▶ _Provided records_

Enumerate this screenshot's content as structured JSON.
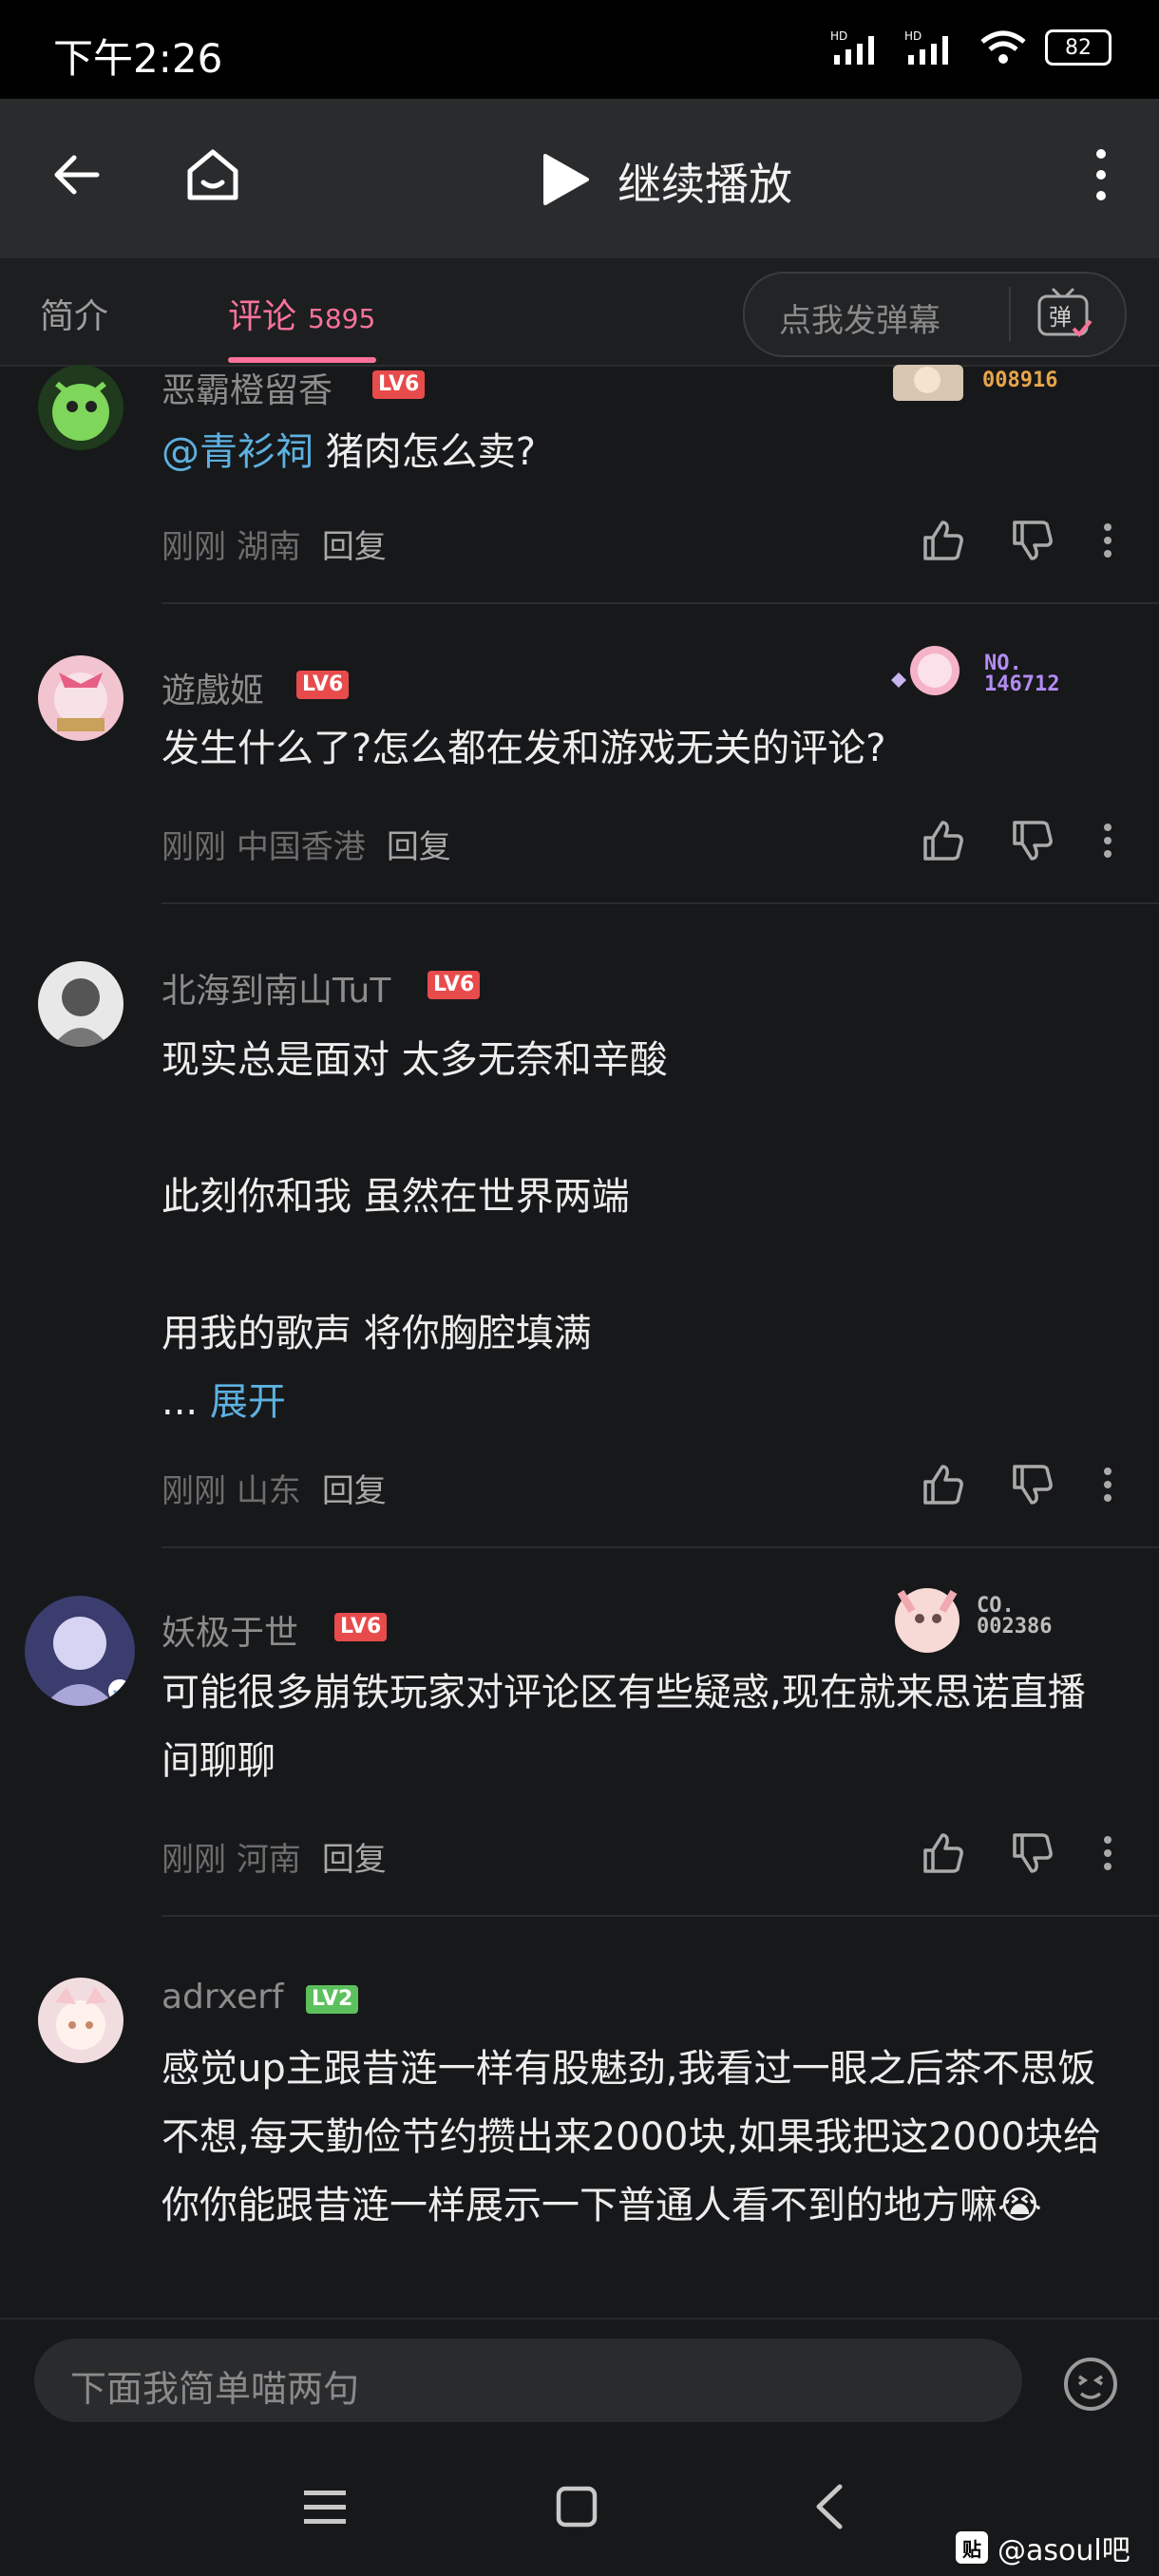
{
  "status_bar": {
    "time": "下午2:26",
    "battery": "82",
    "network_1": "HD",
    "network_2": "HD"
  },
  "header": {
    "continue_label": "继续播放"
  },
  "tabs": {
    "intro": "简介",
    "comments": "评论",
    "comments_count": "5895",
    "danmaku_placeholder": "点我发弹幕",
    "danmaku_icon_text": "弹"
  },
  "comments": [
    {
      "username": "恶霸橙留香",
      "level": "LV6",
      "badge_number": "008916",
      "badge_prefix": "",
      "mention": "@青衫祠",
      "text": " 猪肉怎么卖?",
      "time": "刚刚",
      "location": "湖南",
      "reply": "回复"
    },
    {
      "username": "遊戲姬",
      "level": "LV6",
      "badge_prefix": "NO.",
      "badge_number": "146712",
      "text": "发生什么了?怎么都在发和游戏无关的评论?",
      "time": "刚刚",
      "location": "中国香港",
      "reply": "回复"
    },
    {
      "username": "北海到南山TuT",
      "level": "LV6",
      "lines": [
        "现实总是面对 太多无奈和辛酸",
        "此刻你和我 虽然在世界两端",
        "用我的歌声 将你胸腔填满"
      ],
      "ellipsis": "...",
      "expand": "展开",
      "time": "刚刚",
      "location": "山东",
      "reply": "回复"
    },
    {
      "username": "妖极于世",
      "level": "LV6",
      "badge_prefix": "CO.",
      "badge_number": "002386",
      "text": "可能很多崩铁玩家对评论区有些疑惑,现在就来思诺直播间聊聊",
      "time": "刚刚",
      "location": "河南",
      "reply": "回复"
    },
    {
      "username": "adrxerf",
      "level": "LV2",
      "text": "感觉up主跟昔涟一样有股魅劲,我看过一眼之后茶不思饭不想,每天勤俭节约攒出来2000块,如果我把这2000块给你你能跟昔涟一样展示一下普通人看不到的地方嘛😭"
    }
  ],
  "input": {
    "placeholder": "下面我简单喵两句"
  },
  "watermark": {
    "logo": "贴",
    "text": "@asoul吧"
  },
  "colors": {
    "accent": "#fb7299",
    "link": "#5db1e0",
    "background": "#17181a"
  },
  "icons": [
    "back-arrow-icon",
    "home-icon",
    "play-icon",
    "more-vertical-icon",
    "thumb-up-icon",
    "thumb-down-icon",
    "emoji-icon",
    "menu-icon",
    "square-icon",
    "nav-back-icon"
  ]
}
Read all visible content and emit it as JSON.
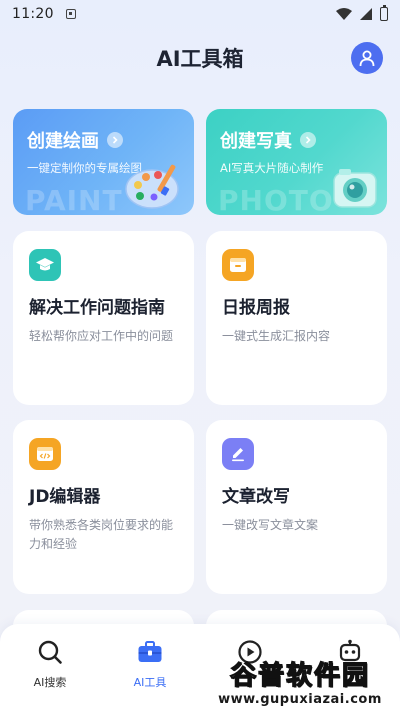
{
  "status_bar": {
    "time": "11:20"
  },
  "header": {
    "title": "AI工具箱"
  },
  "features": [
    {
      "title": "创建绘画",
      "subtitle": "一键定制你的专属绘图",
      "watermark": "PAINT"
    },
    {
      "title": "创建写真",
      "subtitle": "AI写真大片随心制作",
      "watermark": "PHOTO"
    }
  ],
  "tools": [
    {
      "title": "解决工作问题指南",
      "desc": "轻松帮你应对工作中的问题",
      "icon": "graduation-cap-icon",
      "color": "#2ec4b6"
    },
    {
      "title": "日报周报",
      "desc": "一键式生成汇报内容",
      "icon": "calendar-report-icon",
      "color": "#f5a524"
    },
    {
      "title": "JD编辑器",
      "desc": "带你熟悉各类岗位要求的能力和经验",
      "icon": "code-window-icon",
      "color": "#f5a524"
    },
    {
      "title": "文章改写",
      "desc": "一键改写文章文案",
      "icon": "pencil-icon",
      "color": "#7b7ff5"
    }
  ],
  "nav": {
    "items": [
      {
        "label": "AI搜索",
        "icon": "search-icon"
      },
      {
        "label": "AI工具",
        "icon": "toolbox-icon",
        "active": true
      },
      {
        "label": "",
        "icon": "play-circle-icon"
      },
      {
        "label": "",
        "icon": "robot-icon"
      }
    ]
  },
  "watermark": {
    "main": "谷普软件园",
    "url": "www.gupuxiazai.com"
  },
  "colors": {
    "accent": "#3b6ef5",
    "avatar": "#4d6ef0"
  }
}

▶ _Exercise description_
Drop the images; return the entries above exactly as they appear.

▶ _Exercise answer_
Enumerate this screenshot's content as structured JSON.
{
  "status_bar": {
    "time": "下午2:26",
    "battery": "82",
    "network_1": "HD",
    "network_2": "HD"
  },
  "header": {
    "continue_label": "继续播放"
  },
  "tabs": {
    "intro": "简介",
    "comments": "评论",
    "comments_count": "5895",
    "danmaku_placeholder": "点我发弹幕",
    "danmaku_icon_text": "弹"
  },
  "comments": [
    {
      "username": "恶霸橙留香",
      "level": "LV6",
      "badge_number": "008916",
      "badge_prefix": "",
      "mention": "@青衫祠",
      "text": " 猪肉怎么卖?",
      "time": "刚刚",
      "location": "湖南",
      "reply": "回复"
    },
    {
      "username": "遊戲姬",
      "level": "LV6",
      "badge_prefix": "NO.",
      "badge_number": "146712",
      "text": "发生什么了?怎么都在发和游戏无关的评论?",
      "time": "刚刚",
      "location": "中国香港",
      "reply": "回复"
    },
    {
      "username": "北海到南山TuT",
      "level": "LV6",
      "lines": [
        "现实总是面对 太多无奈和辛酸",
        "此刻你和我 虽然在世界两端",
        "用我的歌声 将你胸腔填满"
      ],
      "ellipsis": "...",
      "expand": "展开",
      "time": "刚刚",
      "location": "山东",
      "reply": "回复"
    },
    {
      "username": "妖极于世",
      "level": "LV6",
      "badge_prefix": "CO.",
      "badge_number": "002386",
      "text": "可能很多崩铁玩家对评论区有些疑惑,现在就来思诺直播间聊聊",
      "time": "刚刚",
      "location": "河南",
      "reply": "回复"
    },
    {
      "username": "adrxerf",
      "level": "LV2",
      "text": "感觉up主跟昔涟一样有股魅劲,我看过一眼之后茶不思饭不想,每天勤俭节约攒出来2000块,如果我把这2000块给你你能跟昔涟一样展示一下普通人看不到的地方嘛😭"
    }
  ],
  "input": {
    "placeholder": "下面我简单喵两句"
  },
  "watermark": {
    "logo": "贴",
    "text": "@asoul吧"
  },
  "colors": {
    "accent": "#fb7299",
    "link": "#5db1e0",
    "background": "#17181a"
  },
  "icons": [
    "back-arrow-icon",
    "home-icon",
    "play-icon",
    "more-vertical-icon",
    "thumb-up-icon",
    "thumb-down-icon",
    "emoji-icon",
    "menu-icon",
    "square-icon",
    "nav-back-icon"
  ]
}
Read all visible content and emit it as JSON.
{
  "status_bar": {
    "time": "11:20"
  },
  "header": {
    "title": "AI工具箱"
  },
  "features": [
    {
      "title": "创建绘画",
      "subtitle": "一键定制你的专属绘图",
      "watermark": "PAINT"
    },
    {
      "title": "创建写真",
      "subtitle": "AI写真大片随心制作",
      "watermark": "PHOTO"
    }
  ],
  "tools": [
    {
      "title": "解决工作问题指南",
      "desc": "轻松帮你应对工作中的问题",
      "icon": "graduation-cap-icon",
      "color": "#2ec4b6"
    },
    {
      "title": "日报周报",
      "desc": "一键式生成汇报内容",
      "icon": "calendar-report-icon",
      "color": "#f5a524"
    },
    {
      "title": "JD编辑器",
      "desc": "带你熟悉各类岗位要求的能力和经验",
      "icon": "code-window-icon",
      "color": "#f5a524"
    },
    {
      "title": "文章改写",
      "desc": "一键改写文章文案",
      "icon": "pencil-icon",
      "color": "#7b7ff5"
    }
  ],
  "nav": {
    "items": [
      {
        "label": "AI搜索",
        "icon": "search-icon"
      },
      {
        "label": "AI工具",
        "icon": "toolbox-icon",
        "active": true
      },
      {
        "label": "",
        "icon": "play-circle-icon"
      },
      {
        "label": "",
        "icon": "robot-icon"
      }
    ]
  },
  "watermark": {
    "main": "谷普软件园",
    "url": "www.gupuxiazai.com"
  },
  "colors": {
    "accent": "#3b6ef5",
    "avatar": "#4d6ef0"
  }
}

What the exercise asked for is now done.